It’s that time of year where we feel the need to spend so much money on gifts and gatherings. Holiday traditions are awesome but they don’t have to put you in debt. Here are a few ideas that can help you maintain your traditions and keep money in your pockets:
- Potluck Holiday Dinner– Why burn a hole in your pocket for your traditional holiday dinner, get the guests to help. Be honest, if your work schedule and your bank account isn’t set up for an extravagant made from scratch meal then ask each guest to bring a dish. You can make one main item and leave the rest to the guest.
- DIY/Creative gifts– Chances are you spend so much money on buying the perfect gift for your friends or loved ones. Why not make them something ? Create something just for them that’s inexpensive yet meaningful. Think of the things they love or need and create it for them.

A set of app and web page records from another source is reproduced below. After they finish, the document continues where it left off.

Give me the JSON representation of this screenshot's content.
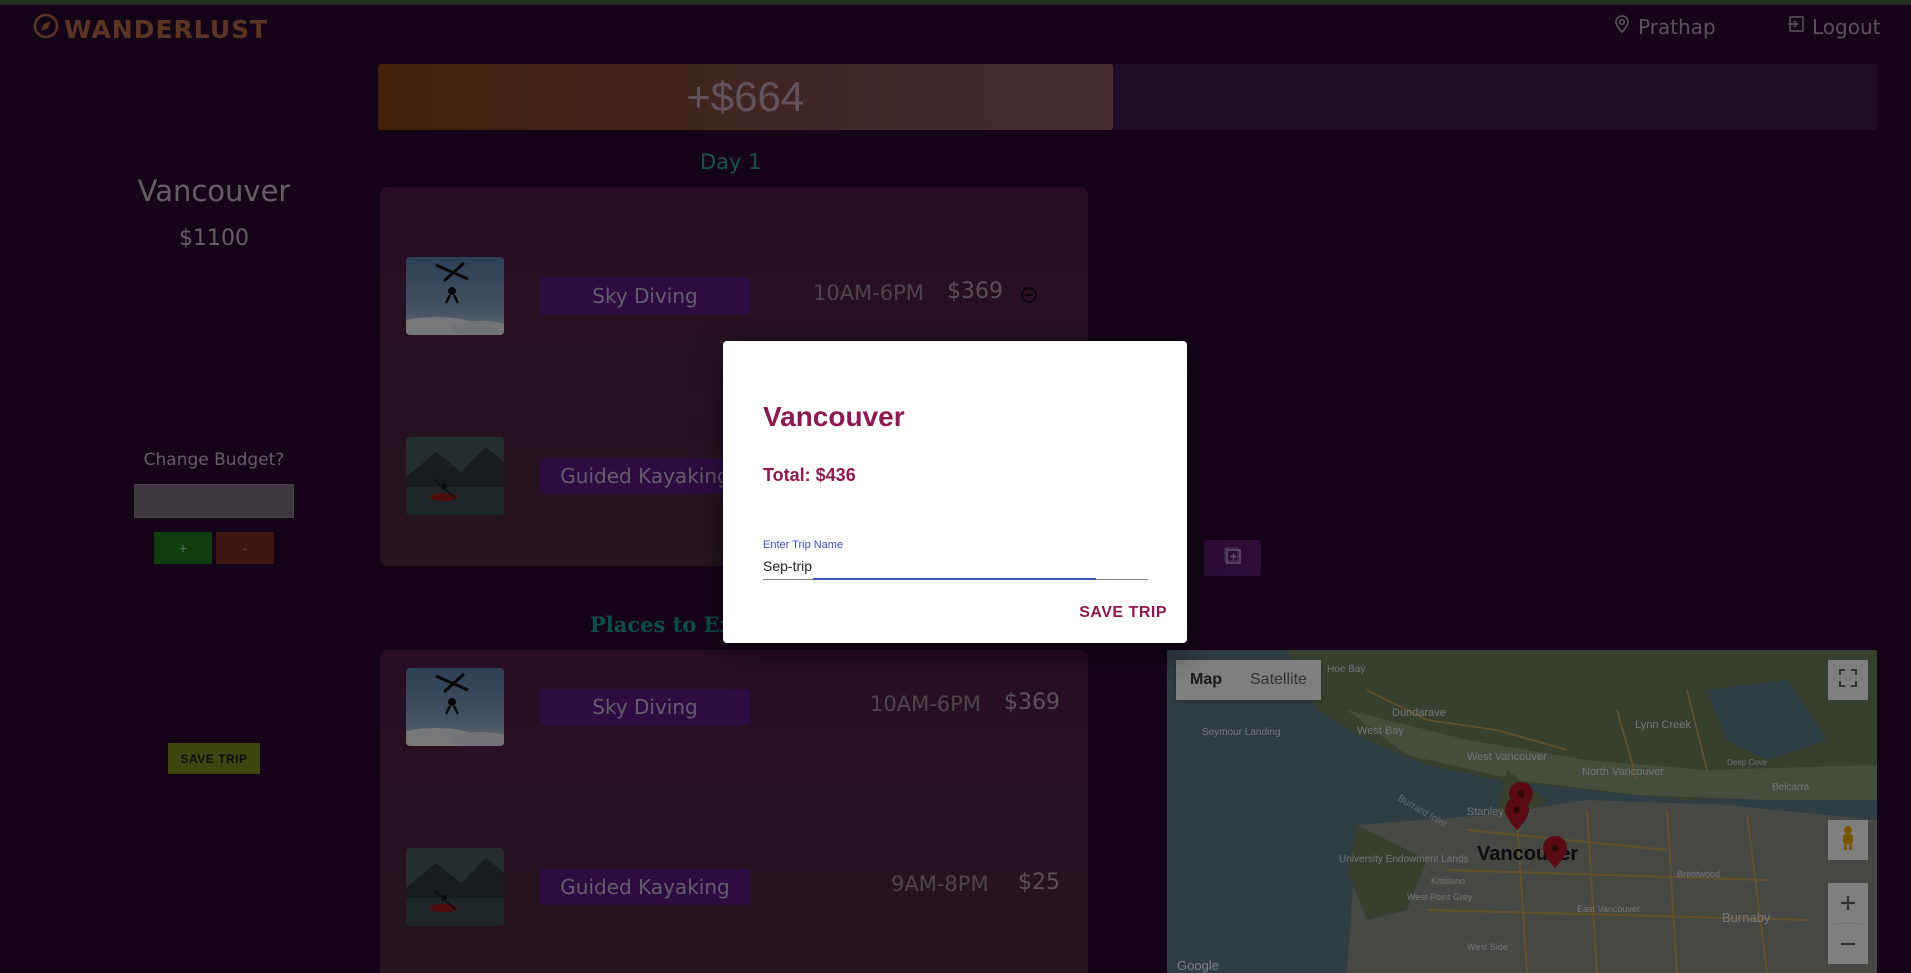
{
  "header": {
    "logo_text": "WANDERLUST",
    "user_name": "Prathap",
    "logout_label": "Logout"
  },
  "budget_bar": {
    "label": "+$664",
    "fill_fraction": 0.49
  },
  "sidebar": {
    "city": "Vancouver",
    "budget": "$1100",
    "change_budget_label": "Change Budget?",
    "plus_label": "+",
    "minus_label": "-",
    "save_trip_label": "SAVE TRIP"
  },
  "day": {
    "title": "Day 1",
    "activities": [
      {
        "name": "Sky Diving",
        "time": "10AM-6PM",
        "price": "$369",
        "image": "skydiving"
      },
      {
        "name": "Guided Kayaking",
        "time": "",
        "price": "",
        "image": "kayaking"
      }
    ]
  },
  "places": {
    "title": "Places to Explore",
    "items": [
      {
        "name": "Sky Diving",
        "time": "10AM-6PM",
        "price": "$369",
        "image": "skydiving"
      },
      {
        "name": "Guided Kayaking",
        "time": "9AM-8PM",
        "price": "$25",
        "image": "kayaking"
      }
    ]
  },
  "map": {
    "map_label": "Map",
    "satellite_label": "Satellite",
    "city_label": "Vancouver",
    "places": [
      "West Bay",
      "Dundarave",
      "West Vancouver",
      "Lynn Creek",
      "North Vancouver",
      "Seymour Landing",
      "Stanley Park",
      "Burrard Inlet",
      "University Endowment Lands",
      "Kitsilano",
      "West Point Grey",
      "East Vancouver",
      "Burnaby",
      "Belcarra",
      "Deep Cove",
      "Brentwood",
      "West Side",
      "Hoe Bay"
    ],
    "google_label": "Google"
  },
  "modal": {
    "title": "Vancouver",
    "total": "Total: $436",
    "input_label": "Enter Trip Name",
    "input_value": "Sep-trip",
    "save_label": "SAVE TRIP"
  },
  "colors": {
    "background": "#2a0830",
    "accent": "#8b1a50",
    "pill": "#5a1a82",
    "teal": "#38a3a8"
  }
}
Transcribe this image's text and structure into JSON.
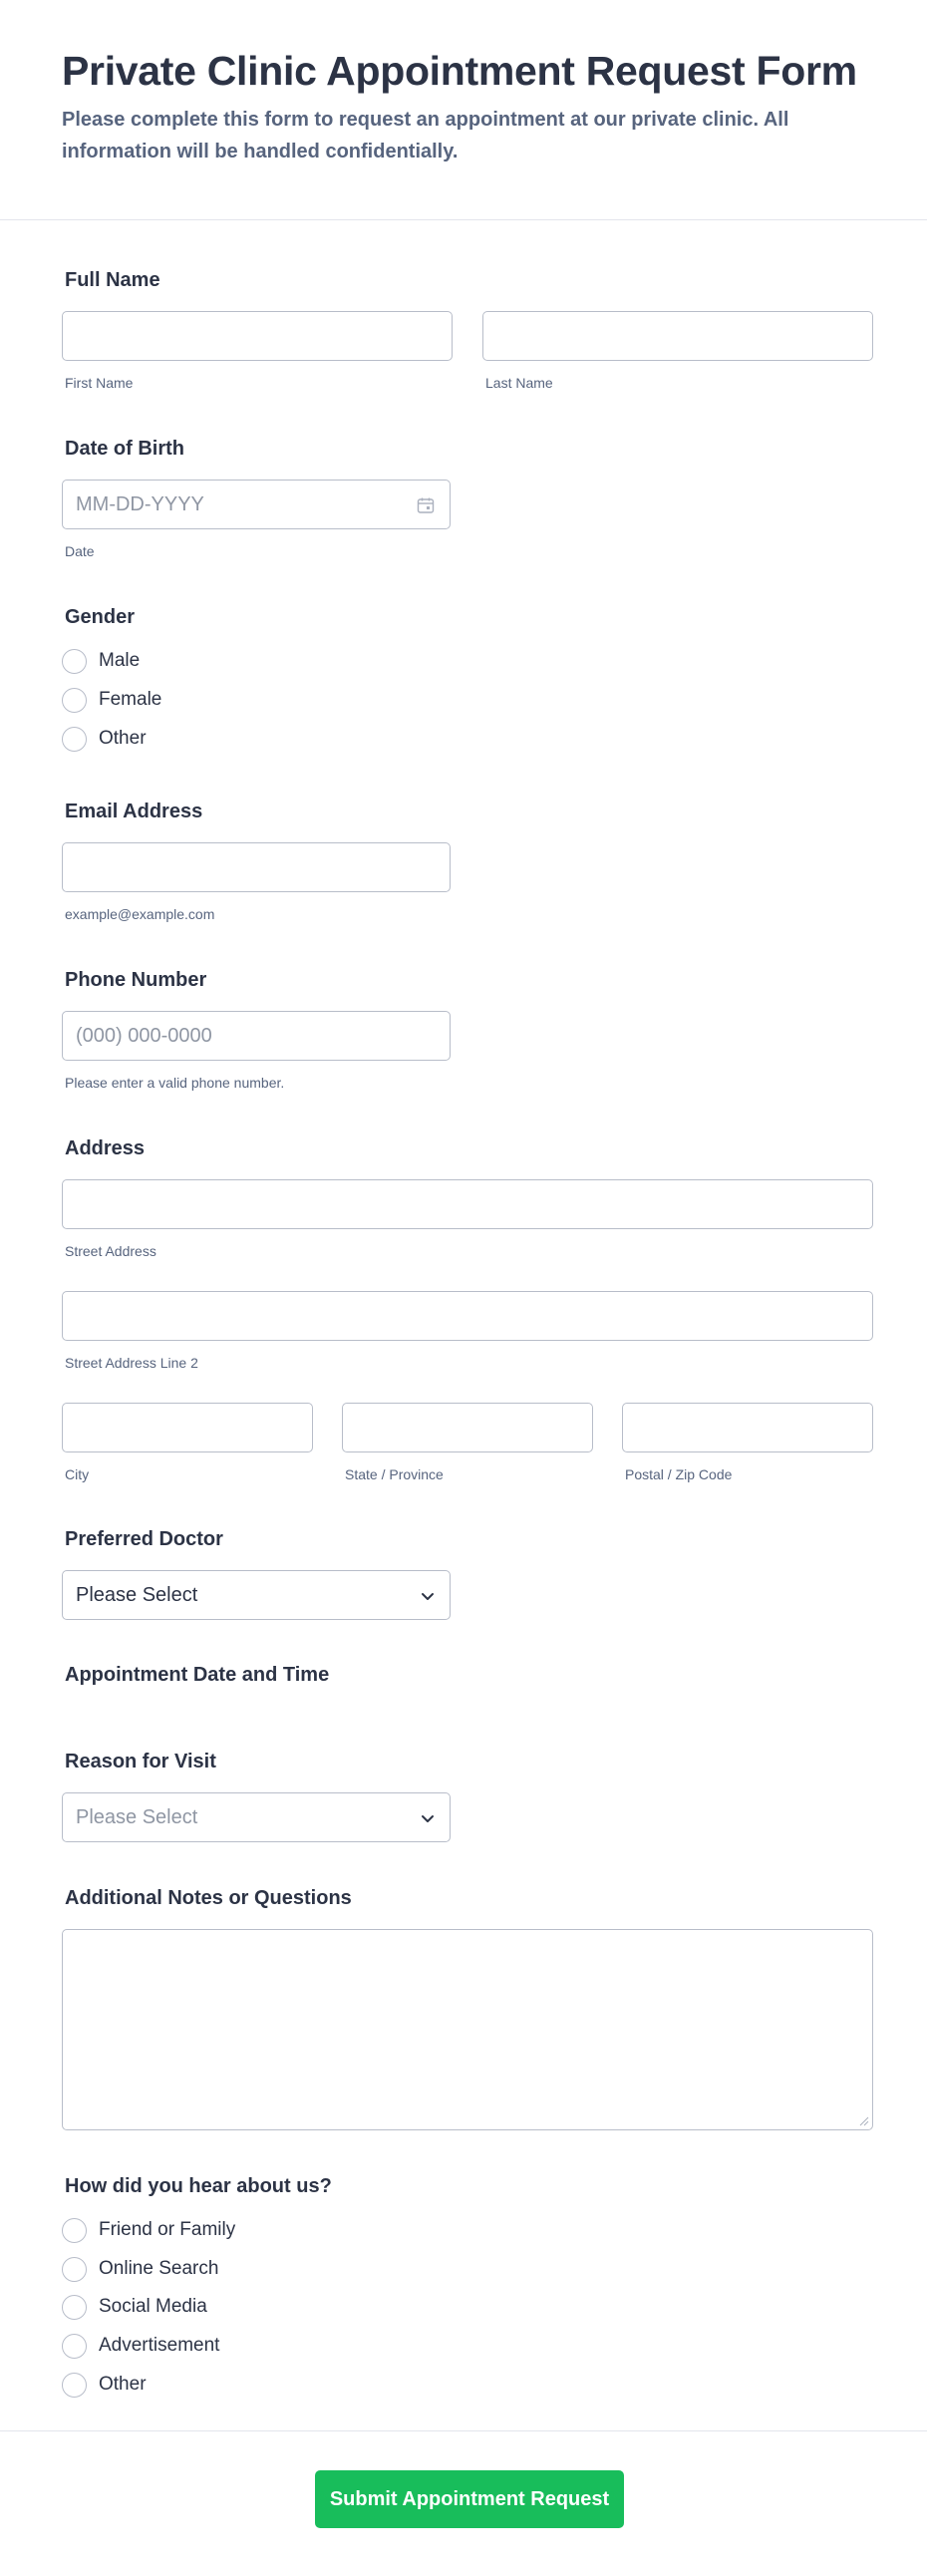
{
  "header": {
    "title": "Private Clinic Appointment Request Form",
    "description": "Please complete this form to request an appointment at our private clinic. All information will be handled confidentially."
  },
  "full_name": {
    "label": "Full Name",
    "first_sublabel": "First Name",
    "last_sublabel": "Last Name"
  },
  "dob": {
    "label": "Date of Birth",
    "placeholder": "MM-DD-YYYY",
    "sublabel": "Date",
    "icon": "calendar-icon"
  },
  "gender": {
    "label": "Gender",
    "options": [
      "Male",
      "Female",
      "Other"
    ]
  },
  "email": {
    "label": "Email Address",
    "sublabel": "example@example.com"
  },
  "phone": {
    "label": "Phone Number",
    "placeholder": "(000) 000-0000",
    "sublabel": "Please enter a valid phone number."
  },
  "address": {
    "label": "Address",
    "street_sublabel": "Street Address",
    "street2_sublabel": "Street Address Line 2",
    "city_sublabel": "City",
    "state_sublabel": "State / Province",
    "postal_sublabel": "Postal / Zip Code"
  },
  "doctor": {
    "label": "Preferred Doctor",
    "selected": "Please Select"
  },
  "appointment": {
    "label": "Appointment Date and Time"
  },
  "reason": {
    "label": "Reason for Visit",
    "selected": "Please Select"
  },
  "notes": {
    "label": "Additional Notes or Questions"
  },
  "heard": {
    "label": "How did you hear about us?",
    "options": [
      "Friend or Family",
      "Online Search",
      "Social Media",
      "Advertisement",
      "Other"
    ]
  },
  "submit": {
    "label": "Submit Appointment Request"
  },
  "colors": {
    "accent": "#18bd5b",
    "text": "#2c3345",
    "muted": "#57647e",
    "border": "#b8bdc9"
  }
}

- DIY/E-Holiday Cards– Do you still send holiday cards? I mean who doesn’t like to receive a piece of mail that isn’t asking for money right? If you would like to continue this thoughtful tradition but you don’t want to spend oogobbs of money or cards you can simply send a fancy e-card or make one from scratch. You can sign up for Canva and search for “holiday cards.” This program is free and lets your design your own cards. You can email them or print them and mail them to your loved ones. Pretty cool, right?
- Homemade decorations Now, you remember back in the day when you were in 3rd or 4th grade how you made ornaments for the Christmas tree? What’s stopping you from doing that now? That’s a fun activity to do with your kids, or crafty friends, on a Saturday afternoon. Not only are you saving money, you are spending quality time with the one’s you love and your decorations will be unique.
- Act Like Your Broke (Even If You’re Not)- Okay, so maybe you have the money to buy the gifts everyone wants, purchase the baddest decorations and make all the food from scratch but you don’t have to. Why not take the frugal approach to the holidays this year and save that money for a new car, a new home, school tuition or your “just in case” fund.